The true story of the West Tower disaster
Several unit owners of the abandoned West Tower condominium in Bangkal, Makati, visited me last week to explain what happened and is still happening to the condominium, to the unit owners, and to the area around the building. They brought photographs and maps to make their story clearer and more credible. After they were through, I realized that the public knows very little of the situation there, that media have been remiss in reporting what is happening there, that the press releases appearing in media are misleading, and that the national government, particularly the Department of Environment and Natural Resources, and the Makati City government, are remiss in protecting the environment and helping Bangkal’s residents.
For example, the impression given in the media is that the leaks have been stopped, that the spilled fuel has been removed, and that West Tower is now habitable. All wrong.
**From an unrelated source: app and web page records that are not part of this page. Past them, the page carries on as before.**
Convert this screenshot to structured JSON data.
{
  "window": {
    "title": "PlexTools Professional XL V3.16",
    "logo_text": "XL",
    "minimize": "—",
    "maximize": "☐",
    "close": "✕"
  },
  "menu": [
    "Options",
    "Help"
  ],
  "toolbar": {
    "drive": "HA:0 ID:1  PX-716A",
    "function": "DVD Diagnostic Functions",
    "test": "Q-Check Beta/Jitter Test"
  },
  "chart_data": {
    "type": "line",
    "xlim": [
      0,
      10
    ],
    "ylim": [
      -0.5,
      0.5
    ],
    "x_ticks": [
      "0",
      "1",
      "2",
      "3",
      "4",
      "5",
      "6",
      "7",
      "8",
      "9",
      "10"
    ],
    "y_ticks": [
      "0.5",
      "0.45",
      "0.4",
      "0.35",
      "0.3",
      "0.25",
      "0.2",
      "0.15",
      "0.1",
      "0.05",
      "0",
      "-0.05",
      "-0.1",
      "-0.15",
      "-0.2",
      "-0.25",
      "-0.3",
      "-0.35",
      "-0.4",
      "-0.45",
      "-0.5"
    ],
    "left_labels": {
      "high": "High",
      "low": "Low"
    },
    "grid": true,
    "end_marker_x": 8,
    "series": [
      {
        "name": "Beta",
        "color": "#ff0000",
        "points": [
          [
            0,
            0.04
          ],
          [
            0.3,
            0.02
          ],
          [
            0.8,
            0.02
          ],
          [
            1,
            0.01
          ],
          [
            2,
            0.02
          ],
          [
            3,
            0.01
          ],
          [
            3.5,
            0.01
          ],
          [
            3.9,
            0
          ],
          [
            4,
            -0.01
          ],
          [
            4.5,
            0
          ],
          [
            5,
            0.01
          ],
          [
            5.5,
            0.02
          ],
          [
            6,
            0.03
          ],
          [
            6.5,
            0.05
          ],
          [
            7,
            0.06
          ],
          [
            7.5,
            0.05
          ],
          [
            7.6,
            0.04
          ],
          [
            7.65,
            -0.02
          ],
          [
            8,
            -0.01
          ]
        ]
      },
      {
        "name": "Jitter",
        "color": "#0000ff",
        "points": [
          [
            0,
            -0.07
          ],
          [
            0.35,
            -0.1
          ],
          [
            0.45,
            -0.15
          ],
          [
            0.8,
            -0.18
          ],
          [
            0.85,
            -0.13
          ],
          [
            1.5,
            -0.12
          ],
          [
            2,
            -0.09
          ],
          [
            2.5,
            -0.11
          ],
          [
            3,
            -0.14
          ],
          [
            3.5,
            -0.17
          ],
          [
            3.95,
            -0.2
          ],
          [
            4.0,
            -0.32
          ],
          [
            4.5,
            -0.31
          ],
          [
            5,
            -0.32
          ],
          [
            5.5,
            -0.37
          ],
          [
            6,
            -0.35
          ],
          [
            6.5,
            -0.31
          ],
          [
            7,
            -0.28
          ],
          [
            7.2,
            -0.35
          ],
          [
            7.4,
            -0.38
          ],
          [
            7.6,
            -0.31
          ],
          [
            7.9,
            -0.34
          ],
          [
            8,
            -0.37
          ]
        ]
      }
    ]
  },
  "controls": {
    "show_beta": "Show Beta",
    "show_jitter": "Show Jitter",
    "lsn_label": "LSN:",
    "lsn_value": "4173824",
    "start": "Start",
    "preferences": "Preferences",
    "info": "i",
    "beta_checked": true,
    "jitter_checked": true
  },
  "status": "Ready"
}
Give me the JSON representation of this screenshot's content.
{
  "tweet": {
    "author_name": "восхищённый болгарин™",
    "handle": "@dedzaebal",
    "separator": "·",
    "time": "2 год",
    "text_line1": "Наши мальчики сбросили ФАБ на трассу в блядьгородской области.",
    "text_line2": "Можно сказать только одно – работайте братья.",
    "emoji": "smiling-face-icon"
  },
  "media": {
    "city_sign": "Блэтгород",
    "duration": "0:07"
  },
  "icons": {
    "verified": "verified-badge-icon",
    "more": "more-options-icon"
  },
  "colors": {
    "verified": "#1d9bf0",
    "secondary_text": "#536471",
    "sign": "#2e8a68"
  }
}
The four-story parking basement still fills up with water and spilled fuel (a mixture of gasoline, diesel and kerosene); First Philippine Industrial Corp. (FPIC) continues to pump out this mixture and pumps in air to remove the petroleum stench, and the tower is still uninhabitable. FPIC now wants the unit owners and lease holders to move back in, but they refuse. They can’t stand the stench. And the parking basement is unusable.
Experts estimate it would take three to five years to remove the free-floating fuel from the basement, and another five to 10 years to bring back the soil and groundwater to their original condition.
It seems that the 40-year-old FPIC pipes, through which fuel flows from the Batangas refineries to the Pandacan fuel depot, have been slowly leaking for years. So now the ground in and around Bangkal is saturated with petroleum. Because of gravity, water and spilled fuel flow into the West Tower basement, the lowest point in the area. The basement, therefore, serves as the catch basin for all of Bangkal. No matter how much of the mixture is pumped out, more of it comes in.
To familiarize himself with the case, Judge Eugene Paras of the Makati regional trial court made an ocular inspection of the tower last July 4. He was driven back by the gas fumes.
FPIC continues to issue glowing reports about its repair work (it calls it “remediation”) when it has not addressed the key issue: the structural integrity of the building. The unit owners say FPIC claims its remediation process is ongoing and is ahead of schedule when, in fact, it has not yet been started.
The ongoing FPIC activities, say the unit owners, have been limited to the recovery of fuel floating on top of the water. True remediation, they said, begins only after all the petroleum has been extracted from the soil. Not even 30 percent of the estimated 1.8 million to 3 million liters of fuel soaking the soil in Bangkal has been extracted since November 2010, they added.
FPIC activities are focused on cosmetics and announcing its accomplishments, such as cleaning West Tower’s swimming pool, jacuzzi and common areas, planting greenery, etc. FPIC has announced that West Tower is free of odor and safe to live in. The unit owners dared FPIC officials and employees to live in West Tower for six months, for free. The latter declined.
FPIC has proposed to plug West Tower’s sump pit to prevent the entry of fuel-contaminated water from the water table around the building. It also proposed to plug latent cracks in some sections of the basement wall where the fuel had broken the waterproofing of the perimeter wall. The purpose is to prevent fuel-contaminated water from entering the building. This, in turn, will remove the odor of gasoline fumes from the building. Without the gas fumes, FPIC can then claim the building is habitable and the residents can move in, while remediation of the area in and around West Tower is ongoing. And should residents refuse to return to West Tower, FPIC can accuse them of being uncooperative and stubborn.
FPIC has already called West Tower unit owners “extortionists” because they have filed a damage suit against it. Originally, the owners asked FPIC to either buy the land and building for cash, or swap it with another property where the unit owners can transfer. Per appraisal report dated October 2009, the cost would be P800 million.
In return, FPIC offered a relocation package, with quit claim:
* P6,300 per square meter for unit owners who are lessors, and P10,800 per sq m for unit owners who live in West Tower.
But the market values in Makati for the same size, facilities and amenities as the West Tower units range from P80,000 to P100,000 per sq m. With what FPIC is offering, they won’t find similar accommodations anywhere, the unit owners said.
No insurance company now accepts the building for insurance coverage, no bank extends a loan on any West Tower unit, no appraisal company can give an accurate value of the condominium until the fuel contamination is resolved.
When negotiations with FPIC failed, the West Tower residents filed a P2-billion suit at the Makati RTC—half for the cost of the lot and building, and half for actual expenses, moral and exemplary damages, attorney’s fees, and for a medical fund to pay for the future medical expenses of residents due to hydrocarbon diseases.
FPIC wants the unit owners to pay a P40-million filing fee. The owners countered that it is not a civil case but an environmental case. If it is an environmental case, no filing fee is required; but if it is a civil case, the complainants must pay the filing fee of P40 million. Decision on whether it is one or the other will be issued by the court this week.